The shelter was finally built in 1910, along with shelters at North Commons and Jackson Square. The Van Cleve shelter was designed by Minneapolis architect Cecil Bayless Chapman and was built at a total cost of just over $6,000. It included a boiler room, toilets and a large central room. The Van Cleve shelter was considerably more modest than the shelters at Jackson Square and North Commons, which cost approximately $12,000 and $16,000 respectively. On the other hand, neither of those parks had a pond. (Jackson Square actually had been a pond at one time, however, called Long John Pond. The cost of the Jackson Square shelter rose due to the need to drive pilings down 26 feet to get through the peat on which the park was built.)

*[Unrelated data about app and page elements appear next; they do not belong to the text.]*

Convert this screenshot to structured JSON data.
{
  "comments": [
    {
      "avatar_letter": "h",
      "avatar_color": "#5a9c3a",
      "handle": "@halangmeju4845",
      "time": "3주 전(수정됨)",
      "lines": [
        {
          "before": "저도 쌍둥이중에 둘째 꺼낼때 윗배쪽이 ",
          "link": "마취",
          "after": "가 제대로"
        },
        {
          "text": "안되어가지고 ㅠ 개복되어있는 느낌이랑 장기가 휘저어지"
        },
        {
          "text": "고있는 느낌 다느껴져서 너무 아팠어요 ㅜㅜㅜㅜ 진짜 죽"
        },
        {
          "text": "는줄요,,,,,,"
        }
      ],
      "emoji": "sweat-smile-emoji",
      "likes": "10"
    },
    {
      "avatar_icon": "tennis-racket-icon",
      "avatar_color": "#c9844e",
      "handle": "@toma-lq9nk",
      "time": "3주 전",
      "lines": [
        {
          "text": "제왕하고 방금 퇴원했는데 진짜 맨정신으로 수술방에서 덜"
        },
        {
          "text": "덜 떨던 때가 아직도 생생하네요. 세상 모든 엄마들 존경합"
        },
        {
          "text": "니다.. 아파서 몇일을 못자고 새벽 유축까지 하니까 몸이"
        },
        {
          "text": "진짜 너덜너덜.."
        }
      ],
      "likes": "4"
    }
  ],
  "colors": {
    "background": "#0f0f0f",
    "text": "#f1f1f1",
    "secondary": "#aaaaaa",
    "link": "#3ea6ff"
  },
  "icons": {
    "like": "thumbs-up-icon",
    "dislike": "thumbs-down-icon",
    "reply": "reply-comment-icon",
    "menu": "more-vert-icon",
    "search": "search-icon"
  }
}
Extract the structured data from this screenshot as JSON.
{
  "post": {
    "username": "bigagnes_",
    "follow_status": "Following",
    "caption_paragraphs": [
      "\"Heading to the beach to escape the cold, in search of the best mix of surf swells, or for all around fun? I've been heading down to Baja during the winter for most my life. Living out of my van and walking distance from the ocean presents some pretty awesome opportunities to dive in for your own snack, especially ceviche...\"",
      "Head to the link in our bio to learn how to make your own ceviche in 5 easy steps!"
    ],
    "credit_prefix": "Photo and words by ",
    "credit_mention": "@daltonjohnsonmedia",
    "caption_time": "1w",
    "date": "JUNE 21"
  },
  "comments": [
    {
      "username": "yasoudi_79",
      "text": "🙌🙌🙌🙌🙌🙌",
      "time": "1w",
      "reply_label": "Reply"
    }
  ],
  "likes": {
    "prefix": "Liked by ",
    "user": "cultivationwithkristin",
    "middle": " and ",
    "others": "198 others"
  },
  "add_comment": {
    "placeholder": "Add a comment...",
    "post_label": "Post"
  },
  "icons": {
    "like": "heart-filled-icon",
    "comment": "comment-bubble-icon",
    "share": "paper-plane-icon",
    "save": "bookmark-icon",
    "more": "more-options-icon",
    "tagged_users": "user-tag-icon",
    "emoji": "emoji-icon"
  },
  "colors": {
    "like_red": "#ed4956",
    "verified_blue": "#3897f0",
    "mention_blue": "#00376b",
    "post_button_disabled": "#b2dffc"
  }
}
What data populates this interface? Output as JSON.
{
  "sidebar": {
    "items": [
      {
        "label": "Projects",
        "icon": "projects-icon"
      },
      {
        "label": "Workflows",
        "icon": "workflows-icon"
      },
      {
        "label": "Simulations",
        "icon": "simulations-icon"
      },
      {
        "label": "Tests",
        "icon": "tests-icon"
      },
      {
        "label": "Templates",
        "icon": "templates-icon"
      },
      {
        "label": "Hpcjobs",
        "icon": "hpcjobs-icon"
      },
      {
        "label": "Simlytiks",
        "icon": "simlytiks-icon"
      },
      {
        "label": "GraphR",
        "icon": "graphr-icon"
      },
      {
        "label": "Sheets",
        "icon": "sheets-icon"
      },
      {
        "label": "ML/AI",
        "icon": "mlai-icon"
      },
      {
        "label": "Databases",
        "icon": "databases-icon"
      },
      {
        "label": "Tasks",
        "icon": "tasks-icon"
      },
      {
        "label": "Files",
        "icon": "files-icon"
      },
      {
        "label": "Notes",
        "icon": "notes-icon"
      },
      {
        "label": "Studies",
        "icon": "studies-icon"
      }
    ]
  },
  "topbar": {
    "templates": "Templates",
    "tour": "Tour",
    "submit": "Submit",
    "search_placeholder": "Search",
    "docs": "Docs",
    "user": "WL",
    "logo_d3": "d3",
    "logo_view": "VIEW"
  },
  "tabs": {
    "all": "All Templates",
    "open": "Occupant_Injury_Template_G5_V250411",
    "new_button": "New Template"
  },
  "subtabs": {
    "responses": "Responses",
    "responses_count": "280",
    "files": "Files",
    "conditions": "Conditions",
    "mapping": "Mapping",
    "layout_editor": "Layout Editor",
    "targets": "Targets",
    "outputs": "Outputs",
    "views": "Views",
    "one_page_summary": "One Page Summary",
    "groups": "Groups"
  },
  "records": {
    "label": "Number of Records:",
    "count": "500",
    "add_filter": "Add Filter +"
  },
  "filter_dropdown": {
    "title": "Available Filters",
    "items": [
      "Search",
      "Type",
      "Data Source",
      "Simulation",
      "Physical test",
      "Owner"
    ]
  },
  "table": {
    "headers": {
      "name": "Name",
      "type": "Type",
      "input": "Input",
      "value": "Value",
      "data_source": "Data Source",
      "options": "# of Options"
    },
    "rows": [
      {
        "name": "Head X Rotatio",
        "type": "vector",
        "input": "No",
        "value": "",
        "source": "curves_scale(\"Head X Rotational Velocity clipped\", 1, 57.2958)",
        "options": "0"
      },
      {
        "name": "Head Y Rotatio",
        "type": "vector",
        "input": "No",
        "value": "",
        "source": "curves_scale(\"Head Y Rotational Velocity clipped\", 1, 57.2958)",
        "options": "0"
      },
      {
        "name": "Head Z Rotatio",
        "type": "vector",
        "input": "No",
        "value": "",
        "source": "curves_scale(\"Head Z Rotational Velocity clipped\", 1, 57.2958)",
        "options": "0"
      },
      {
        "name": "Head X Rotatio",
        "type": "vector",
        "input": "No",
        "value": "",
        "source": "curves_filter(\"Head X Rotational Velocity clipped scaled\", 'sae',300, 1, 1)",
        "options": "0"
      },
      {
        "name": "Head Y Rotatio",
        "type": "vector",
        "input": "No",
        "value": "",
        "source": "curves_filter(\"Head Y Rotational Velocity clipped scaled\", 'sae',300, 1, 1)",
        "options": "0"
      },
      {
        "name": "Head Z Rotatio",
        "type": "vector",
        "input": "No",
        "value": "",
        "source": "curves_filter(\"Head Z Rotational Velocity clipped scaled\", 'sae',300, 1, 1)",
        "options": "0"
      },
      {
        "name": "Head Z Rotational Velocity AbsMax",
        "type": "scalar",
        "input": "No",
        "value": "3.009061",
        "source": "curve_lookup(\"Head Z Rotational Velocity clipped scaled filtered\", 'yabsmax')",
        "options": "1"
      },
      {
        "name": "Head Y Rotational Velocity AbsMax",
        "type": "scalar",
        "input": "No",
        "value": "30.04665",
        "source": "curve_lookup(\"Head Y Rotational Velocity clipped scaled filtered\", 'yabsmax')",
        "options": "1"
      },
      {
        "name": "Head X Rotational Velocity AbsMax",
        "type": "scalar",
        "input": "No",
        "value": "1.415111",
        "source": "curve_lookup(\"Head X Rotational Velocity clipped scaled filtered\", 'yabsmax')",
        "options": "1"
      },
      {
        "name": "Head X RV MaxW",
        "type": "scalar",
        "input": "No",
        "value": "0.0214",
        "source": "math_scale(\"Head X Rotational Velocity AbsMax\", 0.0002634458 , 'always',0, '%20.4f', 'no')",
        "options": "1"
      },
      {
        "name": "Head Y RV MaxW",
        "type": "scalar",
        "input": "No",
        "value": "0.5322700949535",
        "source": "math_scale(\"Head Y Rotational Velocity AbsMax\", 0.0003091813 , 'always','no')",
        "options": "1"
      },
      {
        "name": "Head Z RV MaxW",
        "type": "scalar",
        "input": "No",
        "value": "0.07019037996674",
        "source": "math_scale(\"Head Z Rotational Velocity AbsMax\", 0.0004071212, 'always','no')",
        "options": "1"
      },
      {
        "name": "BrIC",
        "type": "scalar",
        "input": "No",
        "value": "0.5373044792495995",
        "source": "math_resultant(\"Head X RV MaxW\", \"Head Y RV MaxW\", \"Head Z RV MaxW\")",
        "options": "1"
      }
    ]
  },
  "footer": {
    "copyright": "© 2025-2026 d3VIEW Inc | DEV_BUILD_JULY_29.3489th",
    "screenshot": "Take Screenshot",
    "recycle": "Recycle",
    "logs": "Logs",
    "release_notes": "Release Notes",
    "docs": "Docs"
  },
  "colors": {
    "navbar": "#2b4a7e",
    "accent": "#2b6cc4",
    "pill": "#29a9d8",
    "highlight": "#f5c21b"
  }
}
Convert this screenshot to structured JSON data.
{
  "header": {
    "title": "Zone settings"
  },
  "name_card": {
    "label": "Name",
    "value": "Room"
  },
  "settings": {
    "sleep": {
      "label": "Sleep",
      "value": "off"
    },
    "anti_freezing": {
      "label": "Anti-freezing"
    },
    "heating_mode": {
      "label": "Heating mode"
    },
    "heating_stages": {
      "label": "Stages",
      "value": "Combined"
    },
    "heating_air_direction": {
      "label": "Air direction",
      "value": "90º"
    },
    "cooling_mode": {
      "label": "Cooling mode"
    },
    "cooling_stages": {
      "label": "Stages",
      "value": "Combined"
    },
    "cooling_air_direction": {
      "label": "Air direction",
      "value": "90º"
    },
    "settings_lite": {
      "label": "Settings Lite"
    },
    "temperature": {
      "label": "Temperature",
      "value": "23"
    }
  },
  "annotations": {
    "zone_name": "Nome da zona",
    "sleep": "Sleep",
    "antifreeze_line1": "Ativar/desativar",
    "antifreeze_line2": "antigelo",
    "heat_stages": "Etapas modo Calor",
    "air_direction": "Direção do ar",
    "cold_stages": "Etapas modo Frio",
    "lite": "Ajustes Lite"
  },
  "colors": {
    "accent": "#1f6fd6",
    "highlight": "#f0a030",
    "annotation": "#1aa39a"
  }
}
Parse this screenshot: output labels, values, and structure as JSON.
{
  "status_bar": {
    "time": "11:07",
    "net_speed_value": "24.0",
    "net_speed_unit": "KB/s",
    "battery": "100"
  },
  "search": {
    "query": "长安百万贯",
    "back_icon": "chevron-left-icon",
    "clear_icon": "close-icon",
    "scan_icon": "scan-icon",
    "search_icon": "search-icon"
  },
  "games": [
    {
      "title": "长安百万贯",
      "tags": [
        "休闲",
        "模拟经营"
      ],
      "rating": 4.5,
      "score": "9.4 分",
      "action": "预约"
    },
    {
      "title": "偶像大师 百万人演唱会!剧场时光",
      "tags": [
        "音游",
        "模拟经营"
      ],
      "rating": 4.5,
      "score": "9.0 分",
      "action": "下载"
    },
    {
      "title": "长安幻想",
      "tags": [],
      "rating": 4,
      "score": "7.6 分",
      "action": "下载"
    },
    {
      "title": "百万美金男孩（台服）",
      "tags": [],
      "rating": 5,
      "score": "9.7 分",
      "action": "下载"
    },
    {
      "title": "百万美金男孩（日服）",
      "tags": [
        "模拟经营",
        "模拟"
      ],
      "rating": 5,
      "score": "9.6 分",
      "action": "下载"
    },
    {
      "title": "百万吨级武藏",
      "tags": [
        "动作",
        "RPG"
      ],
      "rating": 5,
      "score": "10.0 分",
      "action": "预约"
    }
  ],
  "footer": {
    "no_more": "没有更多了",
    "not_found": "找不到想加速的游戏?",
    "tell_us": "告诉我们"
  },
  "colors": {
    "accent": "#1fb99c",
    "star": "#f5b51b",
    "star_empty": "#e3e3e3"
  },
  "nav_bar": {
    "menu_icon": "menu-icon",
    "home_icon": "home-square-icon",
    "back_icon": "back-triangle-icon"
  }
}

Wirth published a new plan for Van Cleve Park in the 1911 annual report. Although he claimed that Van Cleve demonstrated that a playground and show park could exist without “interfering” with each other, the playground occupied only a narrow strip of land between the pond and 14th Ave. SE. There were still no playing fields of any kind in the park then.
In 1917, Wirth recommended pouring a concrete bottom for the pond, really converting it into a shallow pool. Two years later the park board did pave the pond basin, but with tar macadam.
Very few improvements were made at Van Cleve, or any other park in the city, for many years from the late-1920s to the late- 1940s. In 1935, in his last year as park superintendent, Wirth recommended that a swimming pool be built at Van Cleve in place of the pond, but the park board didn’t have the money for such a project during the Great Depression.
The park did get its share of WPA attention in 1940 when the federal work relief agency completed several renovations on the Van Cleve shelter to improve its capacity to host indoor recreation activities. Also included in those repairs were such basics as a concrete floor in the shelter’s boiler room. Comparing the two photos above, it’s obvious that the veranda was enclosed and the ground around the shelter was paved as well.
The man-made pond was finally filled in 1948. A modern, much smaller concrete wading pool was built to replace it the next year. The little rec shelter stood until a new community center was built at Van Cleve in 1970. By then Van Cleve, like most other neighborhood parks in the city, had been given over almost completely to active playgrounds and athletic fields.
Despite Cleveland’s aborted provision for a playground of some kind in his plan for Van Cleve Park in 1890, I imagine him astonished and a bit saddened to see neighborhood parks change so completely from the pastoral reserves and quiet gardens he had once preserved or coaxed from the urban landscapes of his time.
David C. Smith minneapolisparkhistory[at]q.com
© David C. Smith